• _The task_
Every record below is to be reproduced exactly.

• _Records for the exercise_
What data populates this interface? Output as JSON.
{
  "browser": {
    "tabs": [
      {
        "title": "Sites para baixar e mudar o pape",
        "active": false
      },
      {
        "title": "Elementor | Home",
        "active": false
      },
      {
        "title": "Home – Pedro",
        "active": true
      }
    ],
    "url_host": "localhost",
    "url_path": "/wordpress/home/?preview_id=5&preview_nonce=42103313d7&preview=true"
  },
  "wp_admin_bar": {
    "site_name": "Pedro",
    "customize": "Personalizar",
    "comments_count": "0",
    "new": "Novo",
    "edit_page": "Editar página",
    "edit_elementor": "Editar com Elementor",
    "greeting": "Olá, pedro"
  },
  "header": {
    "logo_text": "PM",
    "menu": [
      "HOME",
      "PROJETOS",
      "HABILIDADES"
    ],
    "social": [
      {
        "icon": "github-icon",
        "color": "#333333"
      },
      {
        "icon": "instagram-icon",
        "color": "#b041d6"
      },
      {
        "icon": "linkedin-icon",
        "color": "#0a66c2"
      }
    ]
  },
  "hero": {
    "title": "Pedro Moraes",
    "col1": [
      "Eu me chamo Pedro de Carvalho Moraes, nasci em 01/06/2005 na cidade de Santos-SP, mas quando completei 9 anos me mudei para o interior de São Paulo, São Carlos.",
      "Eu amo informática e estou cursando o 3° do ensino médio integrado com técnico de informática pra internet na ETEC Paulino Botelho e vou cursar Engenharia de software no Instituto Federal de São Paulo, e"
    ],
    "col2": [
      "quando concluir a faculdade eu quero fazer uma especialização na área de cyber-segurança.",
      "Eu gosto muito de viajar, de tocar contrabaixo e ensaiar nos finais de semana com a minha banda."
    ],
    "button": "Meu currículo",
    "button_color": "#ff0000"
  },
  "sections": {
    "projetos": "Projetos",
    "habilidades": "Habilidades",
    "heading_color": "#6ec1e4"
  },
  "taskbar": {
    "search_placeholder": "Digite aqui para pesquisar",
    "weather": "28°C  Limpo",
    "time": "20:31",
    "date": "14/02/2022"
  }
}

• _Answer section_
What data populates this interface? Output as JSON.
{
  "browser": {
    "tabs": [
      {
        "title": "Sites para baixar e mudar o pape",
        "active": false
      },
      {
        "title": "Elementor | Home",
        "active": false
      },
      {
        "title": "Home – Pedro",
        "active": true
      }
    ],
    "url_host": "localhost",
    "url_path": "/wordpress/home/?preview_id=5&preview_nonce=42103313d7&preview=true"
  },
  "wp_admin_bar": {
    "site_name": "Pedro",
    "customize": "Personalizar",
    "comments_count": "0",
    "new": "Novo",
    "edit_page": "Editar página",
    "edit_elementor": "Editar com Elementor",
    "greeting": "Olá, pedro"
  },
  "header": {
    "logo_text": "PM",
    "menu": [
      "HOME",
      "PROJETOS",
      "HABILIDADES"
    ],
    "social": [
      {
        "icon": "github-icon",
        "color": "#333333"
      },
      {
        "icon": "instagram-icon",
        "color": "#b041d6"
      },
      {
        "icon": "linkedin-icon",
        "color": "#0a66c2"
      }
    ]
  },
  "hero": {
    "title": "Pedro Moraes",
    "col1": [
      "Eu me chamo Pedro de Carvalho Moraes, nasci em 01/06/2005 na cidade de Santos-SP, mas quando completei 9 anos me mudei para o interior de São Paulo, São Carlos.",
      "Eu amo informática e estou cursando o 3° do ensino médio integrado com técnico de informática pra internet na ETEC Paulino Botelho e vou cursar Engenharia de software no Instituto Federal de São Paulo, e"
    ],
    "col2": [
      "quando concluir a faculdade eu quero fazer uma especialização na área de cyber-segurança.",
      "Eu gosto muito de viajar, de tocar contrabaixo e ensaiar nos finais de semana com a minha banda."
    ],
    "button": "Meu currículo",
    "button_color": "#ff0000"
  },
  "sections": {
    "projetos": "Projetos",
    "habilidades": "Habilidades",
    "heading_color": "#6ec1e4"
  },
  "taskbar": {
    "search_placeholder": "Digite aqui para pesquisar",
    "weather": "28°C  Limpo",
    "time": "20:31",
    "date": "14/02/2022"
  }
}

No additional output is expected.